§ WORK INSTRUCTIONS: The required output is every record, written out exactly.

Top of RECORDS

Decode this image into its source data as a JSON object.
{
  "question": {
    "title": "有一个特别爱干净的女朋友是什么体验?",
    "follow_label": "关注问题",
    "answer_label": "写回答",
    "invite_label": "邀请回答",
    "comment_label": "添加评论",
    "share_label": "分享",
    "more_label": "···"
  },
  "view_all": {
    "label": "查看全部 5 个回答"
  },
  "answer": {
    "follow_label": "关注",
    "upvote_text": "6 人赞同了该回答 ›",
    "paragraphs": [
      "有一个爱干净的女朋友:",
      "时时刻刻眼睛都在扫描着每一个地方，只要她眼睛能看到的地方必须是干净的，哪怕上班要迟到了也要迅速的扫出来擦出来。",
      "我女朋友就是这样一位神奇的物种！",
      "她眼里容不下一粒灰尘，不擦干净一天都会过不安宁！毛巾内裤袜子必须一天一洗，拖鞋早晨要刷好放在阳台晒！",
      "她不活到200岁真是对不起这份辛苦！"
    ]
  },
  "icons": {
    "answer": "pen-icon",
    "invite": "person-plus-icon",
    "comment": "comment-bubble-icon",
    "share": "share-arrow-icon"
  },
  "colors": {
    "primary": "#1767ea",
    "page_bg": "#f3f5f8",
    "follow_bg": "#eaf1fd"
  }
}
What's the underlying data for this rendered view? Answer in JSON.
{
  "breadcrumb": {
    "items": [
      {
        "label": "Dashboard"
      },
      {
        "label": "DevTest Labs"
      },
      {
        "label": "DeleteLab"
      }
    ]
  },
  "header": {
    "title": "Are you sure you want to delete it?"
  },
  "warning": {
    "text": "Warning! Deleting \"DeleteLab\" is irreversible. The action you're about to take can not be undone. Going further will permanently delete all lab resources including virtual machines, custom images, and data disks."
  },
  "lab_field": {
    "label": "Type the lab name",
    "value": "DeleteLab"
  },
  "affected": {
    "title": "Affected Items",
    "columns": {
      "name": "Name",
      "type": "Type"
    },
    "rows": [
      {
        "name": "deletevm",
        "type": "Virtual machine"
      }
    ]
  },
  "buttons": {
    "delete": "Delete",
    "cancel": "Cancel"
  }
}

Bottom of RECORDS

§ REPLY:
Decode this image into its source data as a JSON object.
{
  "question": {
    "title": "有一个特别爱干净的女朋友是什么体验?",
    "follow_label": "关注问题",
    "answer_label": "写回答",
    "invite_label": "邀请回答",
    "comment_label": "添加评论",
    "share_label": "分享",
    "more_label": "···"
  },
  "view_all": {
    "label": "查看全部 5 个回答"
  },
  "answer": {
    "follow_label": "关注",
    "upvote_text": "6 人赞同了该回答 ›",
    "paragraphs": [
      "有一个爱干净的女朋友:",
      "时时刻刻眼睛都在扫描着每一个地方，只要她眼睛能看到的地方必须是干净的，哪怕上班要迟到了也要迅速的扫出来擦出来。",
      "我女朋友就是这样一位神奇的物种！",
      "她眼里容不下一粒灰尘，不擦干净一天都会过不安宁！毛巾内裤袜子必须一天一洗，拖鞋早晨要刷好放在阳台晒！",
      "她不活到200岁真是对不起这份辛苦！"
    ]
  },
  "icons": {
    "answer": "pen-icon",
    "invite": "person-plus-icon",
    "comment": "comment-bubble-icon",
    "share": "share-arrow-icon"
  },
  "colors": {
    "primary": "#1767ea",
    "page_bg": "#f3f5f8",
    "follow_bg": "#eaf1fd"
  }
}
What's the underlying data for this rendered view? Answer in JSON.
{
  "breadcrumb": {
    "items": [
      {
        "label": "Dashboard"
      },
      {
        "label": "DevTest Labs"
      },
      {
        "label": "DeleteLab"
      }
    ]
  },
  "header": {
    "title": "Are you sure you want to delete it?"
  },
  "warning": {
    "text": "Warning! Deleting \"DeleteLab\" is irreversible. The action you're about to take can not be undone. Going further will permanently delete all lab resources including virtual machines, custom images, and data disks."
  },
  "lab_field": {
    "label": "Type the lab name",
    "value": "DeleteLab"
  },
  "affected": {
    "title": "Affected Items",
    "columns": {
      "name": "Name",
      "type": "Type"
    },
    "rows": [
      {
        "name": "deletevm",
        "type": "Virtual machine"
      }
    ]
  },
  "buttons": {
    "delete": "Delete",
    "cancel": "Cancel"
  }
}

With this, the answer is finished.